Danish Restaurant Serves Dishes Made with Food Thrown Away by Supermarkets



A new Danish restaurant called “Rub og Stub” is offering patrons dishes cooked with ingredients supermarkets throw away, hoping to reduce food waste and raise money for charity.  According to Sophie Sales, the co-founder of the restaurant “Too much food is thrown away in Denmark, and we wanted to do something about it.” So far, the restaurant has been able to offer “everything from lamb chops and duck breast, to big bags of grapes and dairy products,” Sales explains, courtesy of two supermarket chains belonging to Coop Danmark – the country’s biggest grocery retailer.

The idea for Rub og Stub came from Denmark’s “freegans”, which are better known as dumpster divers.
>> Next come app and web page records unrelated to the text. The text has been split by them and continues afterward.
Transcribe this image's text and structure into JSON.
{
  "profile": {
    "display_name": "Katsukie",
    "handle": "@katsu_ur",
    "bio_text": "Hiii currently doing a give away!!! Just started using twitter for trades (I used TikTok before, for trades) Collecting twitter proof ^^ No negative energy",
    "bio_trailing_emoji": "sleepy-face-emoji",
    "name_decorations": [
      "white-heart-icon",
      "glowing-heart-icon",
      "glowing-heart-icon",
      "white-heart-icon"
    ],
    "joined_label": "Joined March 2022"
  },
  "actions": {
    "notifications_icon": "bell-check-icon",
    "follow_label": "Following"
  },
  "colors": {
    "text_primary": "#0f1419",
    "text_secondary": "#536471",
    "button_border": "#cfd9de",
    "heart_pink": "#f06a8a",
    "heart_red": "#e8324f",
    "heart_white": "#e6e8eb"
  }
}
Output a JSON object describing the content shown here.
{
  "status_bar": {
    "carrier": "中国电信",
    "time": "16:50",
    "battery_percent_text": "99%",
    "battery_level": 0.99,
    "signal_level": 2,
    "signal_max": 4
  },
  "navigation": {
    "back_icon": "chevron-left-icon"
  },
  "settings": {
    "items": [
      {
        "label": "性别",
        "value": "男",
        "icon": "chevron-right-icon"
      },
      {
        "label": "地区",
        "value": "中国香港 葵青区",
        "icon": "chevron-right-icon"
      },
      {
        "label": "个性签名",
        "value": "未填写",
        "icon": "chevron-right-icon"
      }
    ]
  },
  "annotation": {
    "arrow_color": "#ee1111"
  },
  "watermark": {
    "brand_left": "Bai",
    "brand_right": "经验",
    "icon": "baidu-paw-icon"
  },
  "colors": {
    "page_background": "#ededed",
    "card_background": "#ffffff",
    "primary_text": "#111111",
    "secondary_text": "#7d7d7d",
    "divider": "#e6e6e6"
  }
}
In an attempt to reduce food waste, these people look through trash and consume the edible morsels they find. The ingenious team thought that it would be very good to use this unconventional idea for their restaurant.The tendency to look for the freshest, most beautiful produce has a real impact on the way supermarkets do business, forcing vendors to throw out food that might not look flawless but is still safe to eat. According toBusinessweek, in 2012 Americans threw out the equivalent of about $180 billion” worth of food — 8 percent more than in 2008, the last time the USDA calculated the total value of food loss from households, supermarkets, restaurants, and other food-service providers. As Sales and her team are very interested in “food, sustainability and modern consumer society,” this matter is of utmost importance to them.

Despite their good intentions, some people have been very critical of their concept accusing them of wanting to make a profit from the restaurant. The entrepreneurs responded that with the exception of a project coordinator and Irina Bothmann – the chef, the staff is made up of enthusiastic volunteers and that all the profits that they hope to make in the future will be donated to three charities in Sierra Leone. An article in France wrote that they were recycling garbage. “When they wrote about us in France, they sensationalized the headlines to say “Garbage on the plates”, which may sell papers, but isn’t true. We get our food before it is past its sell-by date and thrown out,” Sales insists.

Another problem the people behind Rub og Stub were confronted with was the vendors’ reluctance to donate food that is going to be discarded. Even though the restaurant has been open for a while, they have yet to sign a contract with suppliers. “It has been great, but it has also been challenging,” Sales said. “We do not have any firm deals with distributors or supermarkets yet – mostly because I think they do not really understand the concept.” Some supermarket representatives have even asked them to pay for the produce. “We are trying to get them to donate food that they would throw out anyway, but there is always the suggestion that we should be paying them for it,” Bothman explained. However, Sales and her team are hopeful that they will get more donors on board.  Sales believes “that Rub & Stub is the kind of innovative concept that we need to have more of in Denmark.”